TASK REQUIREMENTS = Retype all of the data that follows, line for line.

DATA SHOWN =
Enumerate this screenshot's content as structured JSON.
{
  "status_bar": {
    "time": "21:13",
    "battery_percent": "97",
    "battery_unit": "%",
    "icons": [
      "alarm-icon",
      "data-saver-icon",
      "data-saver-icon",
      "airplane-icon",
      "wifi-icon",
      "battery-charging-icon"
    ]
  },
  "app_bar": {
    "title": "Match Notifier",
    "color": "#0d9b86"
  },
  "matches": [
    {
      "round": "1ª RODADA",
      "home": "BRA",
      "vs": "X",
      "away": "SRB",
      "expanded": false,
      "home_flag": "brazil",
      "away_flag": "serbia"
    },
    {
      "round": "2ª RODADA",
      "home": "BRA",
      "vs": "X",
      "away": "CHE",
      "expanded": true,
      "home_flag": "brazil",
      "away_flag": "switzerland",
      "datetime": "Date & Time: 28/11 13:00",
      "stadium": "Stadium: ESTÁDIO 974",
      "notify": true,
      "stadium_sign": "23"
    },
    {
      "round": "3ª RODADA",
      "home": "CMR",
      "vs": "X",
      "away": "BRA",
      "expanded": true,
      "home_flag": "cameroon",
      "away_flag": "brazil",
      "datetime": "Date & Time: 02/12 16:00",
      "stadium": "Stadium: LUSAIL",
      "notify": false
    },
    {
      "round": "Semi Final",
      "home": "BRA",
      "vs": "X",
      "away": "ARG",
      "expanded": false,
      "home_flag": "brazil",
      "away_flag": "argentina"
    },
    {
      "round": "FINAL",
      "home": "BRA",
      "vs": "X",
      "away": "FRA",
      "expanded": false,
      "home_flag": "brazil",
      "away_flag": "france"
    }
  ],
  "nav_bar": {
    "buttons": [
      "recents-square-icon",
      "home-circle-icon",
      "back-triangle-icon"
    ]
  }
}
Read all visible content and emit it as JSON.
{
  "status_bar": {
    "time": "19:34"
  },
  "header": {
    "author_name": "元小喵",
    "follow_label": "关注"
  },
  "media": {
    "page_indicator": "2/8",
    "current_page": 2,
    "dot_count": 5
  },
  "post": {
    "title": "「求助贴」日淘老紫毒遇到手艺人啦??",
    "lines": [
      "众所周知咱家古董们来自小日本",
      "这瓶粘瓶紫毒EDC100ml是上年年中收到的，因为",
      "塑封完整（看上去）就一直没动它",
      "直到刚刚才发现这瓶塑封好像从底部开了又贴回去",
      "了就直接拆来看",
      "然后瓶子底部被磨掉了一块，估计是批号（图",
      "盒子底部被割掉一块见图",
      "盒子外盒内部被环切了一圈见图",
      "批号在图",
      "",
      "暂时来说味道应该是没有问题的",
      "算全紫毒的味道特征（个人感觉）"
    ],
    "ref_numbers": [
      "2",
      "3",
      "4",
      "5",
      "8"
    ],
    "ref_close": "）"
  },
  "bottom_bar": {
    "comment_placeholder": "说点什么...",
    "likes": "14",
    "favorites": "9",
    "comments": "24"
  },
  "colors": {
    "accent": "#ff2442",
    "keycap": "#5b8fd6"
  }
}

EXERCISE ANSWER =
Enumerate this screenshot's content as structured JSON.
{
  "status_bar": {
    "time": "21:13",
    "battery_percent": "97",
    "battery_unit": "%",
    "icons": [
      "alarm-icon",
      "data-saver-icon",
      "data-saver-icon",
      "airplane-icon",
      "wifi-icon",
      "battery-charging-icon"
    ]
  },
  "app_bar": {
    "title": "Match Notifier",
    "color": "#0d9b86"
  },
  "matches": [
    {
      "round": "1ª RODADA",
      "home": "BRA",
      "vs": "X",
      "away": "SRB",
      "expanded": false,
      "home_flag": "brazil",
      "away_flag": "serbia"
    },
    {
      "round": "2ª RODADA",
      "home": "BRA",
      "vs": "X",
      "away": "CHE",
      "expanded": true,
      "home_flag": "brazil",
      "away_flag": "switzerland",
      "datetime": "Date & Time: 28/11 13:00",
      "stadium": "Stadium: ESTÁDIO 974",
      "notify": true,
      "stadium_sign": "23"
    },
    {
      "round": "3ª RODADA",
      "home": "CMR",
      "vs": "X",
      "away": "BRA",
      "expanded": true,
      "home_flag": "cameroon",
      "away_flag": "brazil",
      "datetime": "Date & Time: 02/12 16:00",
      "stadium": "Stadium: LUSAIL",
      "notify": false
    },
    {
      "round": "Semi Final",
      "home": "BRA",
      "vs": "X",
      "away": "ARG",
      "expanded": false,
      "home_flag": "brazil",
      "away_flag": "argentina"
    },
    {
      "round": "FINAL",
      "home": "BRA",
      "vs": "X",
      "away": "FRA",
      "expanded": false,
      "home_flag": "brazil",
      "away_flag": "france"
    }
  ],
  "nav_bar": {
    "buttons": [
      "recents-square-icon",
      "home-circle-icon",
      "back-triangle-icon"
    ]
  }
}
Read all visible content and emit it as JSON.
{
  "status_bar": {
    "time": "19:34"
  },
  "header": {
    "author_name": "元小喵",
    "follow_label": "关注"
  },
  "media": {
    "page_indicator": "2/8",
    "current_page": 2,
    "dot_count": 5
  },
  "post": {
    "title": "「求助贴」日淘老紫毒遇到手艺人啦??",
    "lines": [
      "众所周知咱家古董们来自小日本",
      "这瓶粘瓶紫毒EDC100ml是上年年中收到的，因为",
      "塑封完整（看上去）就一直没动它",
      "直到刚刚才发现这瓶塑封好像从底部开了又贴回去",
      "了就直接拆来看",
      "然后瓶子底部被磨掉了一块，估计是批号（图",
      "盒子底部被割掉一块见图",
      "盒子外盒内部被环切了一圈见图",
      "批号在图",
      "",
      "暂时来说味道应该是没有问题的",
      "算全紫毒的味道特征（个人感觉）"
    ],
    "ref_numbers": [
      "2",
      "3",
      "4",
      "5",
      "8"
    ],
    "ref_close": "）"
  },
  "bottom_bar": {
    "comment_placeholder": "说点什么...",
    "likes": "14",
    "favorites": "9",
    "comments": "24"
  },
  "colors": {
    "accent": "#ff2442",
    "keycap": "#5b8fd6"
  }
}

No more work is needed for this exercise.